Dataset rows describing interfaces
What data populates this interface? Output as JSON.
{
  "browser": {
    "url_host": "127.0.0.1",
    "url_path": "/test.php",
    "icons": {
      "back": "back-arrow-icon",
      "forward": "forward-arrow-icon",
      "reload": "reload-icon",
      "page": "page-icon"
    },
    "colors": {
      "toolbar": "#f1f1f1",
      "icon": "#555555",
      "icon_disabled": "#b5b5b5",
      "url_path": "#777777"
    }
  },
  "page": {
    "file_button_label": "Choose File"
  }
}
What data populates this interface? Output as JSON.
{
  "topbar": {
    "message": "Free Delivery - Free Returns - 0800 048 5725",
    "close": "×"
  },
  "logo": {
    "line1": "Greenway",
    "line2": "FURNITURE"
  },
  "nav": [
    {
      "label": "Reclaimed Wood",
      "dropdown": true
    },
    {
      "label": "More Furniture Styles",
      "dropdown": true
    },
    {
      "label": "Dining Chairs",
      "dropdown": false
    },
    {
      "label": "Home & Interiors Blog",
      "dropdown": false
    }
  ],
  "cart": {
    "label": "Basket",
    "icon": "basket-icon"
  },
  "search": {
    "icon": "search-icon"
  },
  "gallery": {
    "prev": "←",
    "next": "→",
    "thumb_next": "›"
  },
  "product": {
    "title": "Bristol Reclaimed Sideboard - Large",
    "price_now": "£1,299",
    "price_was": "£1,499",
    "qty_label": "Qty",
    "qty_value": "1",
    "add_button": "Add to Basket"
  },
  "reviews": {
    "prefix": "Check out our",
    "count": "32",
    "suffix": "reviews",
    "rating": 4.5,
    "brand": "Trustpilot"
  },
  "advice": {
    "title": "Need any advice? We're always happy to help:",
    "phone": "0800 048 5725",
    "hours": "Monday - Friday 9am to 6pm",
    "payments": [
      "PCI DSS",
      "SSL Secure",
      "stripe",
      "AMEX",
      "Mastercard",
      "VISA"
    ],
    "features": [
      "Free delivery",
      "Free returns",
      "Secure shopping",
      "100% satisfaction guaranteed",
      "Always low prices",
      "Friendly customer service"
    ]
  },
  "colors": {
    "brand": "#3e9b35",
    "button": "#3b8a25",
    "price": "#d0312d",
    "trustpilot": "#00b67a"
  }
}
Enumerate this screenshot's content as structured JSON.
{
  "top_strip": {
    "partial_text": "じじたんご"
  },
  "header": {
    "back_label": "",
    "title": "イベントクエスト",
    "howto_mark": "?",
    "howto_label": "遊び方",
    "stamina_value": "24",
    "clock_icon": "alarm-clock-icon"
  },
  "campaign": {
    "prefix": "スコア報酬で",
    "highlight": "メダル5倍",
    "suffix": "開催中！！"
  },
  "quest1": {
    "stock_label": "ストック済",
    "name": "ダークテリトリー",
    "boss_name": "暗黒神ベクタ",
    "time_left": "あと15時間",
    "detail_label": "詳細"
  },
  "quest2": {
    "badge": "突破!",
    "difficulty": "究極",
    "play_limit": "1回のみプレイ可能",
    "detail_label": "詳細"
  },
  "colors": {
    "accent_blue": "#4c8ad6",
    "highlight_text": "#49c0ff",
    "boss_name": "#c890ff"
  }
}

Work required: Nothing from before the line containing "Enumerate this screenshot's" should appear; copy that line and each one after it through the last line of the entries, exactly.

Answer area:
Enumerate this screenshot's content as structured JSON.
{
  "top_strip": {
    "partial_text": "じじたんご"
  },
  "header": {
    "back_label": "",
    "title": "イベントクエスト",
    "howto_mark": "?",
    "howto_label": "遊び方",
    "stamina_value": "24",
    "clock_icon": "alarm-clock-icon"
  },
  "campaign": {
    "prefix": "スコア報酬で",
    "highlight": "メダル5倍",
    "suffix": "開催中！！"
  },
  "quest1": {
    "stock_label": "ストック済",
    "name": "ダークテリトリー",
    "boss_name": "暗黒神ベクタ",
    "time_left": "あと15時間",
    "detail_label": "詳細"
  },
  "quest2": {
    "badge": "突破!",
    "difficulty": "究極",
    "play_limit": "1回のみプレイ可能",
    "detail_label": "詳細"
  },
  "colors": {
    "accent_blue": "#4c8ad6",
    "highlight_text": "#49c0ff",
    "boss_name": "#c890ff"
  }
}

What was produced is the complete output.